Striking a more dour tone than those of his speeches on the campaign trail, Obama said the country faced a crisis of confidence as much as a crisis of the economy.
"Homes have been lost; jobs shed; businesses shuttered," he said. "Less measurable but no less profound is a sapping of confidence across our land -- a nagging fear that America's decline is inevitable, and that the next generation must lower its sights."
From enumerating America's problems he called on Americans to take action and not stand idly by, repeating a theme of Monday's day of national service.
"Our time of standing pat, of protecting narrow interests and putting off unpleasant decisions, that time has surely passed. Starting today, we must pick ourselves up, dust ourselves off, and begin again the work of remaking America," he said.
"What is required of us now is a new era of responsibility, a recognition, on the part of every American, that we have duties to ourselves, our nation and the world," Obama said. Taking responsibility, he said, is "the price and the promise of citizenship." To boost the economy, Obama pledged to implement the national infrastructure projects he has been promoting and pitching to Congress in recent weeks.
"Everywhere we look, there is work to be done," he said.
Addressing U.S. foreign policy and subtly repudiating President Bush's decision to go to war in Iraq, Obama said "power alone cannot protect us, nor does it entitle us do as we please."
The closest he came to acknowledging his status as the nation's first African American president was when he cited the country's "noble idea? the God-given promise that all are equal, all are free and all deserve a chance to pursue their full measure of happiness."
He noted that "a man whose father less than 60 years ago might not have been served at a local restaurant can now stand before you to take a most sacred oath."
The historical moment was deeply personal and moving for many Americans but struck a particularly deep chord with African-Americans.
"We brought in a new president who is capable and qualifed and happens to be African-American," said former Secretary of State Colin Powell. "I'm not ashamed to say, in fact I'm proud to say. I was tearing up just like everybody else."
Many of America's best-known celebrities attended the event. Actor Denzel Washington and former NBA player Magic Johnson had seats near the rostrum.

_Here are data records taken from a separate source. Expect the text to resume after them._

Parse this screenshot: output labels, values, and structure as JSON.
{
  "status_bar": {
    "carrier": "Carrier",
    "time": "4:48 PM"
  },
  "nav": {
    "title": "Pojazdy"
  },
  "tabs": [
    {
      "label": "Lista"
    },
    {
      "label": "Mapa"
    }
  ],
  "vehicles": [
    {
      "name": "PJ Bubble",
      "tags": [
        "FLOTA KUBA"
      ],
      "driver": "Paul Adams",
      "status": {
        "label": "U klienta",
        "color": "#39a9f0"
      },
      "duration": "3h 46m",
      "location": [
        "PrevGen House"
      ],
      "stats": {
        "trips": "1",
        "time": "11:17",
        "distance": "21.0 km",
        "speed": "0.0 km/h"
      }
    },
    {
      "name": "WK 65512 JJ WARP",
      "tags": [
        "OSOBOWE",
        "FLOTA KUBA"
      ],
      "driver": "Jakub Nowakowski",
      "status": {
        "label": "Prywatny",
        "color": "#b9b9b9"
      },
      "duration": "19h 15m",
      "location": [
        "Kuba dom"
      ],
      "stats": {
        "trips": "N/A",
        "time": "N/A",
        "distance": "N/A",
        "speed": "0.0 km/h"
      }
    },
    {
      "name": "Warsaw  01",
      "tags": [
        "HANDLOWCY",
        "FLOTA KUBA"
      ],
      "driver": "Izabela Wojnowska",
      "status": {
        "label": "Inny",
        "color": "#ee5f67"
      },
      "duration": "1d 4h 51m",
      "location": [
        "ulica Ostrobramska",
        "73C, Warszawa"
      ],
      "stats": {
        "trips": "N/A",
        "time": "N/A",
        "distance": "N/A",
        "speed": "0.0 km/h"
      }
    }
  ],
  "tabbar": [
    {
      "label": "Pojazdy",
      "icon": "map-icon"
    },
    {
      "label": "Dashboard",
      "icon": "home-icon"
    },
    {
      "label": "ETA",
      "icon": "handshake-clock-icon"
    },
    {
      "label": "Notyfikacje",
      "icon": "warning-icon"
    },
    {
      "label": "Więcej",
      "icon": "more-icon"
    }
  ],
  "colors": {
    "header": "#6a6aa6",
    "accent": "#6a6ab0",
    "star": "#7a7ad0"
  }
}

The legendary singer Aretha Franklin sang "My Country 'Tis of Thee" and was followed by a quartet that included Yo-Yo Ma and Itzhak Perlman who performed a composition composed by John Williams.

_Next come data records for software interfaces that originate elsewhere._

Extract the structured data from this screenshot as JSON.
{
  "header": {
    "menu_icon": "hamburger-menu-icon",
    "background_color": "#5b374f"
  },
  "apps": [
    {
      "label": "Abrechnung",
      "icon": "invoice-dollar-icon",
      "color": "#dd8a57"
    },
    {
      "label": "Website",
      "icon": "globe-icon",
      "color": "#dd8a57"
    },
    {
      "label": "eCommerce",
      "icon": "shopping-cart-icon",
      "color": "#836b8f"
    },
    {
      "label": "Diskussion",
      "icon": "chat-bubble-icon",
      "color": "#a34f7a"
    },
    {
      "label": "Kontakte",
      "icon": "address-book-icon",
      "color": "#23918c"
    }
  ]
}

Following the speech, the Obamas went to the President's Room in the Capitol and signed three executive orders to maintain the continuity of government, his first official act as president.

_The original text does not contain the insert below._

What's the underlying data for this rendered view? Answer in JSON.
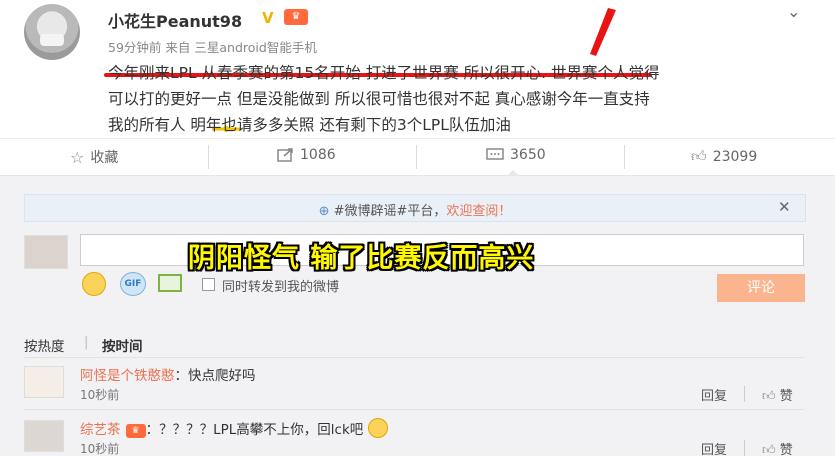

Before the ceremonies at the Capitol, the Bushes greeted the Obamas at the White House. Michelle Obama hugged Laura Bush, and handed her a box wrapped in a red ribbon. The men shook hands, and the four of them turned and posed briefly for photos before heading inside.
They later emerged to ride together to the Capitol for Obama's rendezvous with history.